In attempting to advise people on how to condition a roping horse, I feel that there is no simple answer and there are a lot of considerations. Factors such as age, level of training and existing musculoskeletal problems all should be considered in developing an individual plan.
I believe that when you’re bringing a young horse along, the common-sense approach on how to get the most done training the horse satisfies the conditioning requirements. The horse’s mental state and need for slow, repetitive activities will automatically make the horse physically fit. As an example, I believe if you pay attention, the young horse will tell you when he’s ready to start making some training runs at each ride. You shouldn’t start running any cattle until the horse lopes around with comfortable control and gets relaxed. Depending on the horse, that may take 15 minutes or an hour.

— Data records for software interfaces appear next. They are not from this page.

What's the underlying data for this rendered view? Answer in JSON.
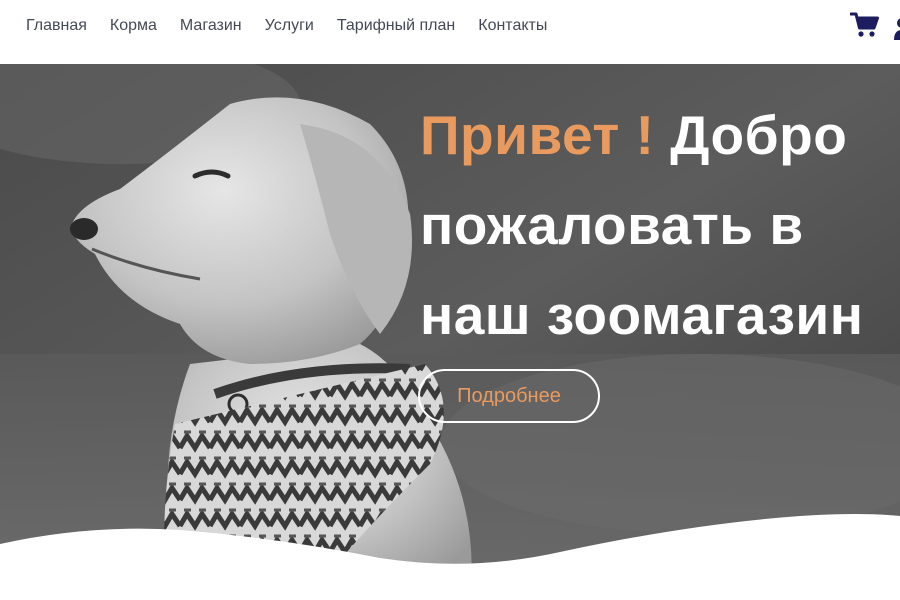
{
  "nav": {
    "items": [
      {
        "label": "Главная"
      },
      {
        "label": "Корма"
      },
      {
        "label": "Магазин"
      },
      {
        "label": "Услуги"
      },
      {
        "label": "Тарифный план"
      },
      {
        "label": "Контакты"
      }
    ]
  },
  "header_icons": {
    "cart": "shopping-cart-icon",
    "user": "user-icon",
    "icon_color": "#1c1c5e"
  },
  "hero": {
    "title_accent": "Привет !",
    "title_line1_rest": "Добро",
    "title_line2": "пожаловать в",
    "title_line3": "наш зоомагазин",
    "button_label": "Подробнее",
    "accent_color": "#e99a5e"
  }
}
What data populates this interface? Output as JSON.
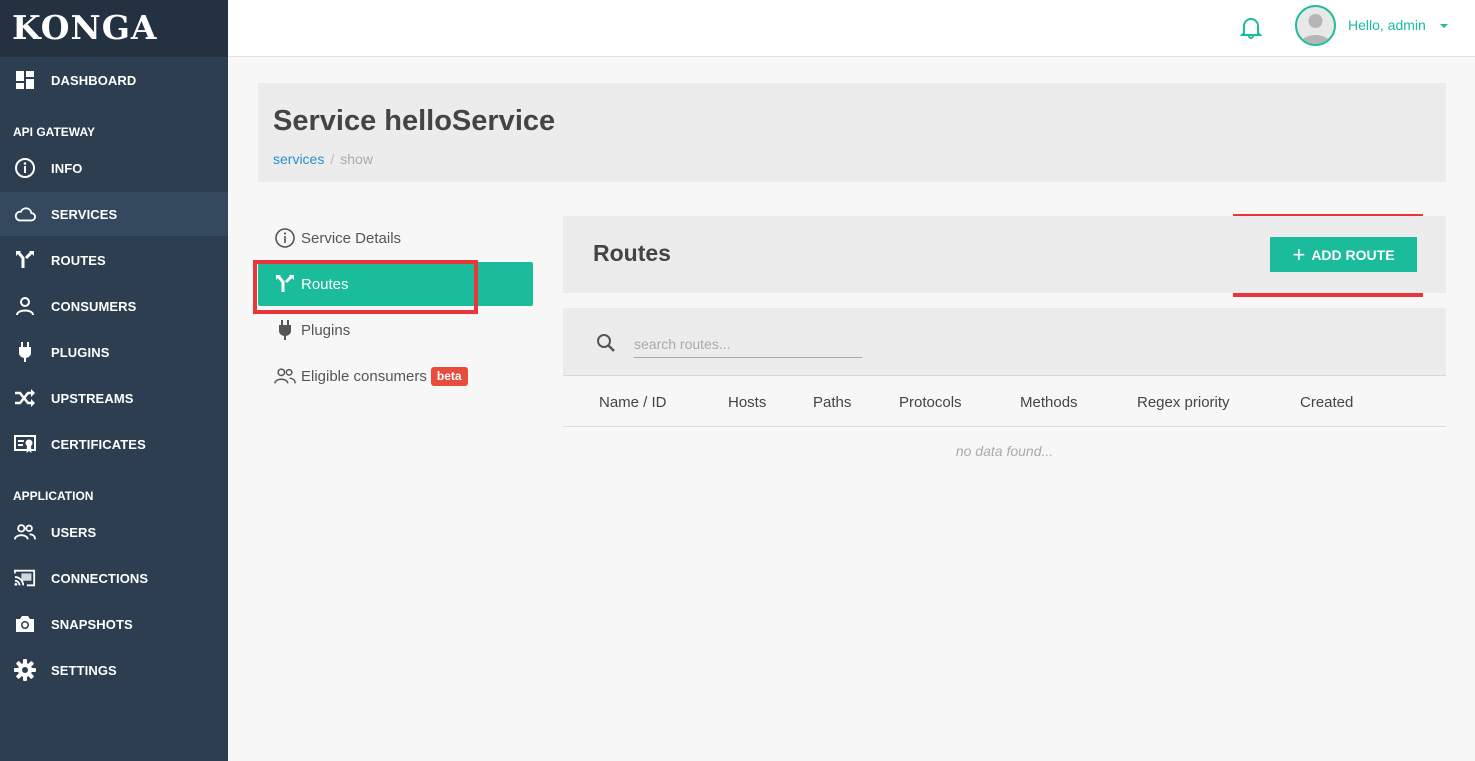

Older horses also have varying needs of just riding depending on their personality. If you’re roping on the “average” horse a few days a week and you warm him up properly and make eight or 10 runs, I think his fitness will be fine. If you have a solid, old horse that works fine without regular practice sessions, I believe you should still exercise him regularly with jogging and loping. Muscle tone and fitness, with a sound mental state, are the best preventatives against limb trauma that may lead to unsoundness that you can invest in.
Other factors that impact the conditioning or general fitness of a roping horse are diet and housing. It’s easier to maintain the fitness level of horses maintained on a mainly hay or pellet diet that live in an open walk-around area than horses that are grained heavily and live in a stall. You will also have fewer stable vices (such as “cribbing” or “weaving”) and metabolic muscle disorders such as
“tying up” syndrome. The weather can also play a role. When it’s colder, it typically takes longer to get a horse to the point where he’s ready to pay attention than when it’s warm.
One last comment: Never do 50-yard “wind sprints” to get your horse fit. That activity poses unnecessary risks for potential trauma, and it just makes one crazy